HOW TO COMPLETE THIS TASK ->
Could you print the data that follows exactly as given?

───── DATA FOR THIS EXERCISE ─────

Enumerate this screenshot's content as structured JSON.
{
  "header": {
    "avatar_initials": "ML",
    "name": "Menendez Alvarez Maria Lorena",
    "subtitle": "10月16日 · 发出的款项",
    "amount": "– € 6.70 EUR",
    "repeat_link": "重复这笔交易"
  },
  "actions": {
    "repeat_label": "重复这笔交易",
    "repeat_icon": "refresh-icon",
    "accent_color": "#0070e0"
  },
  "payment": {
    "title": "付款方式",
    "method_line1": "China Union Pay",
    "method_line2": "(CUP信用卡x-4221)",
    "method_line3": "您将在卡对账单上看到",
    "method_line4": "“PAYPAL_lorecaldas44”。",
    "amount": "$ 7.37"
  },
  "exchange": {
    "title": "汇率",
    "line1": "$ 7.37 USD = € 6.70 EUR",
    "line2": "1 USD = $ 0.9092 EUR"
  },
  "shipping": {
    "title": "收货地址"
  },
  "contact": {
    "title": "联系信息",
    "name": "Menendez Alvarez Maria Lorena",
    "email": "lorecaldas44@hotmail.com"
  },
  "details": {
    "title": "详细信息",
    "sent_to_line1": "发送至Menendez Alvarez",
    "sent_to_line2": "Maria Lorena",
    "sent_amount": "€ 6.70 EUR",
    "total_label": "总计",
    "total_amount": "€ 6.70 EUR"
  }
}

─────

RESPONSE TO THIS TASK ->
Enumerate this screenshot's content as structured JSON.
{
  "header": {
    "avatar_initials": "ML",
    "name": "Menendez Alvarez Maria Lorena",
    "subtitle": "10月16日 · 发出的款项",
    "amount": "– € 6.70 EUR",
    "repeat_link": "重复这笔交易"
  },
  "actions": {
    "repeat_label": "重复这笔交易",
    "repeat_icon": "refresh-icon",
    "accent_color": "#0070e0"
  },
  "payment": {
    "title": "付款方式",
    "method_line1": "China Union Pay",
    "method_line2": "(CUP信用卡x-4221)",
    "method_line3": "您将在卡对账单上看到",
    "method_line4": "“PAYPAL_lorecaldas44”。",
    "amount": "$ 7.37"
  },
  "exchange": {
    "title": "汇率",
    "line1": "$ 7.37 USD = € 6.70 EUR",
    "line2": "1 USD = $ 0.9092 EUR"
  },
  "shipping": {
    "title": "收货地址"
  },
  "contact": {
    "title": "联系信息",
    "name": "Menendez Alvarez Maria Lorena",
    "email": "lorecaldas44@hotmail.com"
  },
  "details": {
    "title": "详细信息",
    "sent_to_line1": "发送至Menendez Alvarez",
    "sent_to_line2": "Maria Lorena",
    "sent_amount": "€ 6.70 EUR",
    "total_label": "总计",
    "total_amount": "€ 6.70 EUR"
  }
}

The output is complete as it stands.